Winner of the 2015 Benjamin Franklin Silver Award!In the West, Islam has replaced Communism as the new bugbear, while Sufism, Islam's mystical dimension, is often dismissed as the delusions of an irrational and backward people. Ken Lizzio corrects such misperceptions in this firsthand account of the year he spent in 1991 living with the head of the Naqshbandis, AfghanistanWinner of the 2015 Benjamin Franklin Silver Award!In the West, Islam has replaced Communism as the new bugbear, while Sufism, Islam's mystical dimension, is often dismissed as the delusions of an irrational and backward people. Ken Lizzio corrects such misperceptions in this firsthand account of the year he spent in 1991 living with the head of the Naqshbandis, Afghanistan's largest Sufi order. He presents the order in all its dimensions--social, economic, political, and spiritual--at a pivotal moment in history. He also gives a rare glimpse of everyday life in an Afghan Sufi school and of how the school has coped with the upheavals in its country.Poignantly, the Naqshbandi way of life faces threats to its very existence. One threat lies in the creeping secularization of Islamic society, another in the dismissal of Sufism by various fundamentalist Islamic sects claiming the franchise on truth. But historically, Lizzio points out, Sufism has always been Islam's wellspring for spiritual revival. And because Sufis deal in matters that transcend time and cultures, they help outsiders understand not only the true nature of Islam, but the deeper meaning of all religions. The sound of that meaning echoes throughout this eloquent and fascinating memoir....
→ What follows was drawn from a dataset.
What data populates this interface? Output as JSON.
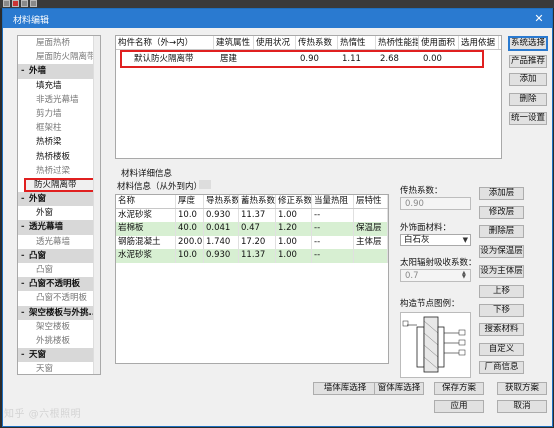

|Title||:||Embattled Saints: My Year with the Sufis of Afghanistan|
|Number of Pages||:||288 Pages|
|Status||:||Available For Download|
|Last checked||:||21 Minutes ago!|
Embattled Saints: My Year with the Sufis of Afghanistan Reviews
I just finished reading this book in three days and found it fascinating. Most books on the subject are about basic rituals or doctrine and don't give a sense for how Sufis actually live and teach. Lizzio writes about this Sufi order from the inside and his account raises many things that are not to be found in books on Sufism, especially how physically wild mystical life is in Islam. His personal experiences of living in the tribal area, while not mystical, were equally fascinating. Recommend highly.
For the last few days my soul has been traveling in Bara Valley with Sufis while I am in a crowd DC metro station and trains. I liked this book because it explains daily chores in khanaqahs,it describes states and stages of dzikr. When I read "Eat, pray and Love" I really wanted to read similar explanatory book to Sufism and this book helped me to understand how things work in Sufi khanaqahs. I have read academic books on Sufism before and this book added to my understanding with its sweet taste of personal story.